Last Sunday an 11-year-old boy in Andhra Pradesh, a state in southeast India, hung himself from a ceiling fan as his family slept. He was allegedly driven to this act after being denied an Aadhaar card—formally known as Unique Identification (UID)—which he was told he needed to attend school. The card is one arm of India’s sprawling scheme to collect the biometric data, including fingerprints and iris scans, of its 1.2 billion citizens and residents, and is quickly becoming practically, if not legally, mandatory, for nearly every aspect of life, from getting married to buying cooking gas to opening a bank account. More than 630 million residents have already enrolled and received their unique 12-digit identification number.

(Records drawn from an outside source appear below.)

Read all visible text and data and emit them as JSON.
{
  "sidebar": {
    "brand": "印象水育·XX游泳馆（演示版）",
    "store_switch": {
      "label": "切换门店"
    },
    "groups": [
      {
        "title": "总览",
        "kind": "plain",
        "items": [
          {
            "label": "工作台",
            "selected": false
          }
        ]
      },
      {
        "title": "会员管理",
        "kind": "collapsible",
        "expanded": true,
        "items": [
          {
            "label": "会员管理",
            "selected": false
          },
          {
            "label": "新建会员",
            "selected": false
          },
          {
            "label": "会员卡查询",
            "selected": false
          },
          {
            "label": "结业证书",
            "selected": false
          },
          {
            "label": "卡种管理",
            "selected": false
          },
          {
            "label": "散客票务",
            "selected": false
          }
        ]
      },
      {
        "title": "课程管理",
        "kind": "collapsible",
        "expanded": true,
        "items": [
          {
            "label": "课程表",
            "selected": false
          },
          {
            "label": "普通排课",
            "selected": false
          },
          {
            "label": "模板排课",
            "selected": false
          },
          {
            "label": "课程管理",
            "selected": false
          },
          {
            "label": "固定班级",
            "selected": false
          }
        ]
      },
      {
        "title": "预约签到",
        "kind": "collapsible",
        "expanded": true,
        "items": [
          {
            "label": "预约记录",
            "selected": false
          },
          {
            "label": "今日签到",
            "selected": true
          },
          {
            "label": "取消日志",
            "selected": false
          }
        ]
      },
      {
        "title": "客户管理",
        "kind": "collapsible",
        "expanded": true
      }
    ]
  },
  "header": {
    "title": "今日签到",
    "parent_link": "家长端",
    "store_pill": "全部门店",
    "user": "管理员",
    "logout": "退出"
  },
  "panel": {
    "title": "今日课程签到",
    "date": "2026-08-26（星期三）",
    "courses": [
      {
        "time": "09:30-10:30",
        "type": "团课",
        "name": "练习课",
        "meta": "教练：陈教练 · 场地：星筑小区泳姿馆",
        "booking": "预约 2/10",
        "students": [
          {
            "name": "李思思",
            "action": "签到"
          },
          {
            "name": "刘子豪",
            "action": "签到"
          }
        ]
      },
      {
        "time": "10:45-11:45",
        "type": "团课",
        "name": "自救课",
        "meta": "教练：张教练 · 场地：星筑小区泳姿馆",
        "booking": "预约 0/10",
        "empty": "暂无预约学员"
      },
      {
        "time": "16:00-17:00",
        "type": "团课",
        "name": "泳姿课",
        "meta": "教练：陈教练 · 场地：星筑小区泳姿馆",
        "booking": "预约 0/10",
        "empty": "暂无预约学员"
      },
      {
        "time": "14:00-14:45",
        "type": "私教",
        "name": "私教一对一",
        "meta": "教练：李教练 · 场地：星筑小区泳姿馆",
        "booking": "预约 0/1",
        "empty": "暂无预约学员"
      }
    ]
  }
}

Since its launch in 2010, people have raised a number of questions and concerns about Aadhaar, citing its effects on privacy rights, potential security flaws, and failures in functionality. India’s poor, who were supposed to be the biggest beneficiaries of the program, are actually most at risk of being excluded from UID, and there is no evidence that biometric identification has curtailed corruption. The newly-elected Prime Minister Narendra Modi lambasted the UID program as a candidate but in July did an about-face, calling for the enrollment process to be expedited and supporting a UID-linked social assistance program. In all likelihood, the world’s largest experiment in biometric identification will continue. Read more…